*** Begin section ***

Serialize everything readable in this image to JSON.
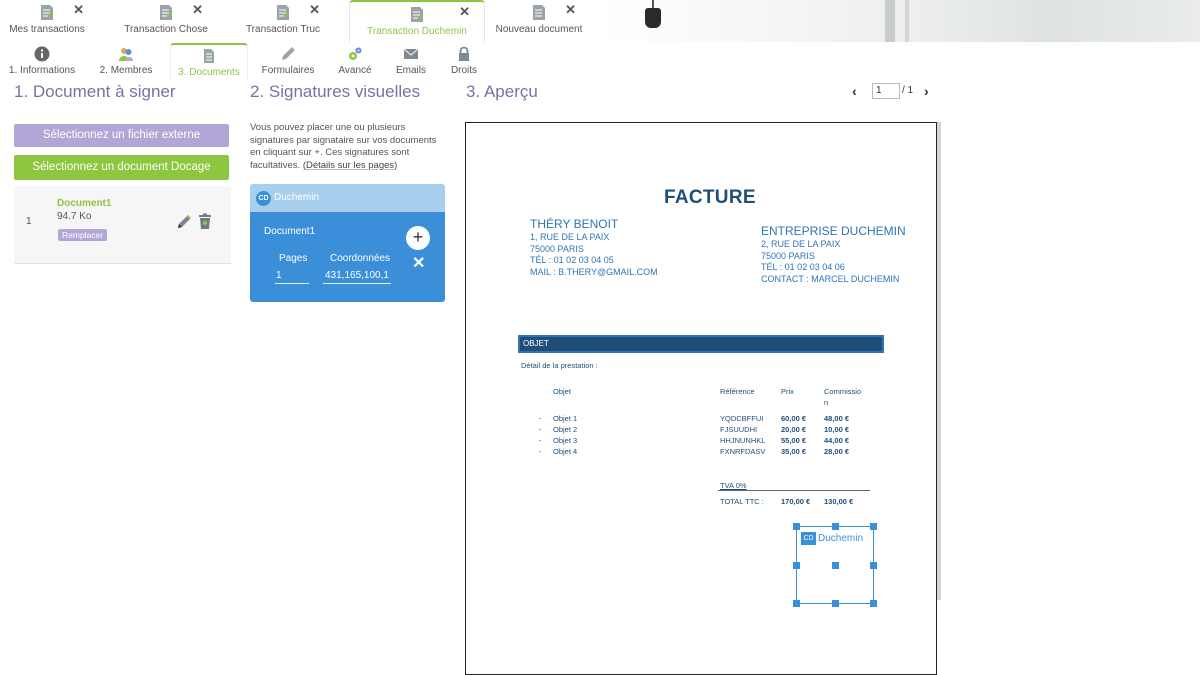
{
  "top_tabs": [
    {
      "label": "Mes transactions",
      "active": false
    },
    {
      "label": "Transaction Chose",
      "active": false
    },
    {
      "label": "Transaction Truc",
      "active": false
    },
    {
      "label": "Transaction Duchemin",
      "active": true
    },
    {
      "label": "Nouveau document",
      "active": false
    }
  ],
  "sub_tabs": [
    {
      "label": "1. Informations",
      "icon": "info-icon"
    },
    {
      "label": "2. Membres",
      "icon": "members-icon"
    },
    {
      "label": "3. Documents",
      "icon": "document-icon",
      "active": true
    },
    {
      "label": "Formulaires",
      "icon": "pencil-icon"
    },
    {
      "label": "Avancé",
      "icon": "gears-icon"
    },
    {
      "label": "Emails",
      "icon": "envelope-icon"
    },
    {
      "label": "Droits",
      "icon": "lock-icon"
    }
  ],
  "columns": {
    "col1_title": "1. Document à signer",
    "col2_title": "2. Signatures visuelles",
    "col3_title": "3. Aperçu"
  },
  "document_panel": {
    "select_external_label": "Sélectionnez un fichier externe",
    "select_docage_label": "Sélectionnez un document Docage",
    "document": {
      "index": "1",
      "name": "Document1",
      "size": "94.7 Ko",
      "replace_label": "Remplacer"
    }
  },
  "signature_panel": {
    "intro": "Vous pouvez placer une ou plusieurs signatures par signataire sur vos documents en cliquant sur +. Ces signatures sont facultatives.",
    "details_link": "(Détails sur les pages)",
    "signer": {
      "initials": "CD",
      "name": "Duchemin",
      "document_name": "Document1",
      "pages_label": "Pages",
      "coords_label": "Coordonnées",
      "pages_value": "1",
      "coords_value": "431,165,100,1"
    }
  },
  "pager": {
    "current": "1",
    "total": "/ 1"
  },
  "invoice": {
    "title": "FACTURE",
    "from": {
      "name": "THÉRY BENOIT",
      "line1": "1, RUE DE LA PAIX",
      "line2": "75000 PARIS",
      "line3": "TÉL : 01 02 03 04 05",
      "line4": "MAIL : B.THERY@GMAIL.COM"
    },
    "to": {
      "name": "ENTREPRISE DUCHEMIN",
      "line1": "2, RUE DE LA PAIX",
      "line2": "75000 PARIS",
      "line3": "TÉL : 01 02 03 04 06",
      "line4": "CONTACT : MARCEL DUCHEMIN"
    },
    "objet_header": "OBJET",
    "detail_label": "Détail de la prestation :",
    "columns": {
      "objet": "Objet",
      "reference": "Référence",
      "prix": "Prix",
      "commission": "Commissio",
      "commission2": "n"
    },
    "rows": [
      {
        "bullet": "-",
        "objet": "Objet 1",
        "reference": "YQDCBFFUI",
        "prix": "60,00 €",
        "commission": "48,00 €"
      },
      {
        "bullet": "-",
        "objet": "Objet 2",
        "reference": "FJSUUDHI",
        "prix": "20,00 €",
        "commission": "10,00 €"
      },
      {
        "bullet": "-",
        "objet": "Objet 3",
        "reference": "HHJNUNHKL",
        "prix": "55,00 €",
        "commission": "44,00 €"
      },
      {
        "bullet": "-",
        "objet": "Objet 4",
        "reference": "FXNRFDASV",
        "prix": "35,00 €",
        "commission": "28,00 €"
      }
    ],
    "tva_label": "TVA 0%",
    "total_label": "TOTAL  TTC :",
    "total_prix": "170,00 €",
    "total_commission": "130,00 €"
  },
  "signature_overlay": {
    "initials": "CD",
    "name": "Duchemin"
  },
  "colors": {
    "accent_green": "#8dc63f",
    "accent_purple": "#b2a6d6",
    "title_purple": "#7d6fa6",
    "signer_blue": "#3a8fd8",
    "invoice_blue": "#1f4e79"
  }
}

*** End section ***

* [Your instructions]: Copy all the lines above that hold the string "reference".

* [Solution to the exercise]:
      "reference": "Référence",
        "reference": "YQDCBFFUI",
        "reference": "FJSUUDHI",
        "reference": "HHJNUNHKL",
        "reference": "FXNRFDASV",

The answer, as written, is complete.